Classical Music | Piano Music

Ludwig van Beethoven

Piano Sonata No. 21 in C Major, Op. 53 "Waldstein"  Play

Carissa Kim Piano

Recorded on 04/19/2017, uploaded on 12/14/2017

Musician's or Publisher's Notes

The “Waldstein” piano sonata is considered one of the most important among Beethoven’s thirty-two sonatas. The name “Waldstein” derives from Count Ferdinand Ernst Gabriel von Waldstein, a dear friend and patron, to whom Beethoven dedicated this work. He completed the sonata in 1804, and the ‘heroic’ effect, often found throughout his “middle period”, is prominent throughout this composition. Being in C Major, it explores different elements of the grand and noble character Beethoven so effectively employs, while pianistically incorporating new compositional techniques. 


Much of Beethoven’s piano sonatas are considered to be symphonies for the piano, and not surprisingly, the orchestral effect he brings to this work is a compositional technique that Beethoven used particularly well. The sonata begins with a unique repetitive motive which immediately changes to an unexpected harmony. The changes of harmony are constant throughout the movement which continually keeps the listener’s attention alert. 

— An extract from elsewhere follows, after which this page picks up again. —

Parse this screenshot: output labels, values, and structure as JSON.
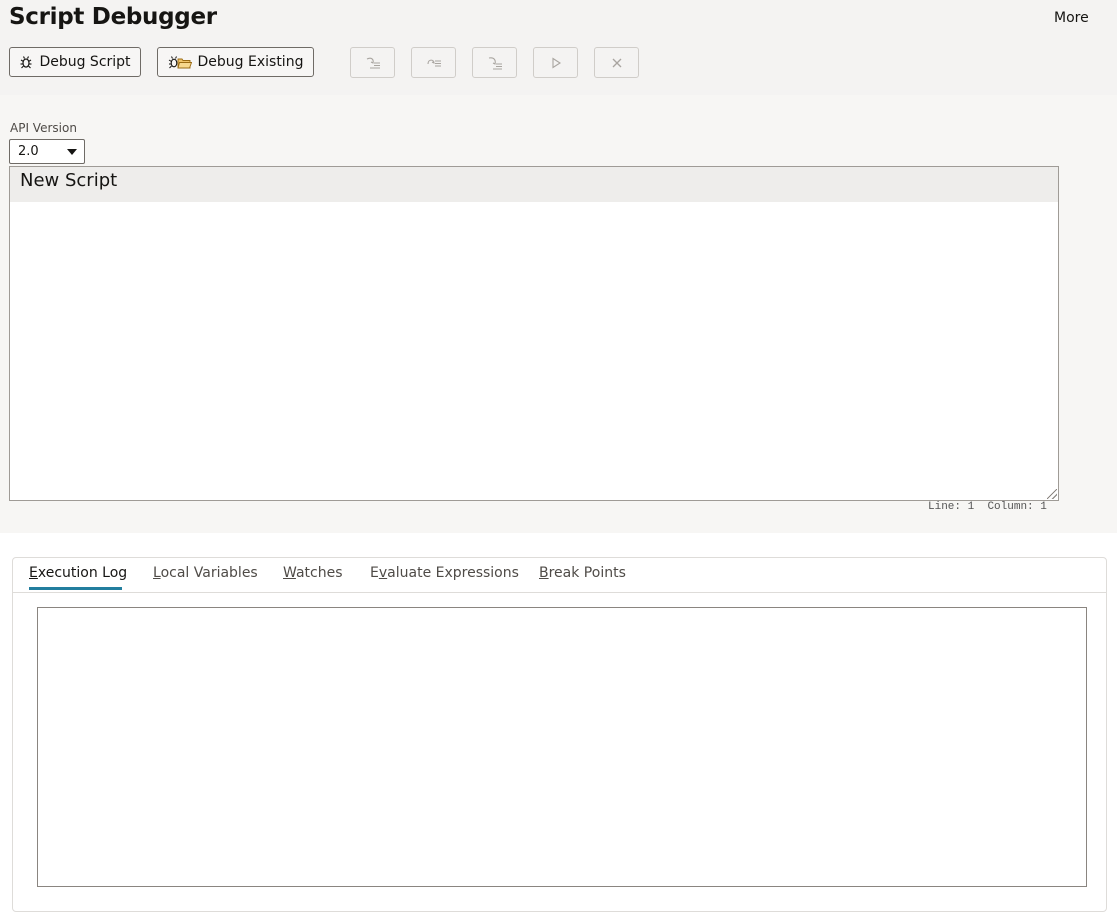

The second movement is short and is entitled the ‘Introduzione’, but the profound nature of the movement can be heard from the first note. Originally, Beethoven had written the ‘Andante Favori’, a different and much longer work, to be the second movement; however, his colleagues and friends advised him to rewrite it because it did not flow with the rest of the sonata. Thus, he rewrote it into something drastically different and extraordinarily meaningful. With the attacca, he immediately shifts to the third movement, which has been christened ‘L’Aurora’, due to the wonderful soaring sonority of the opening chords. This eventually leads to an exciting prestissimo section filled with many technical challenges, such as the continuous trills and octave glissandi, which then leads the listener to the heroic and grandiose C Major ending.      Carissa Kim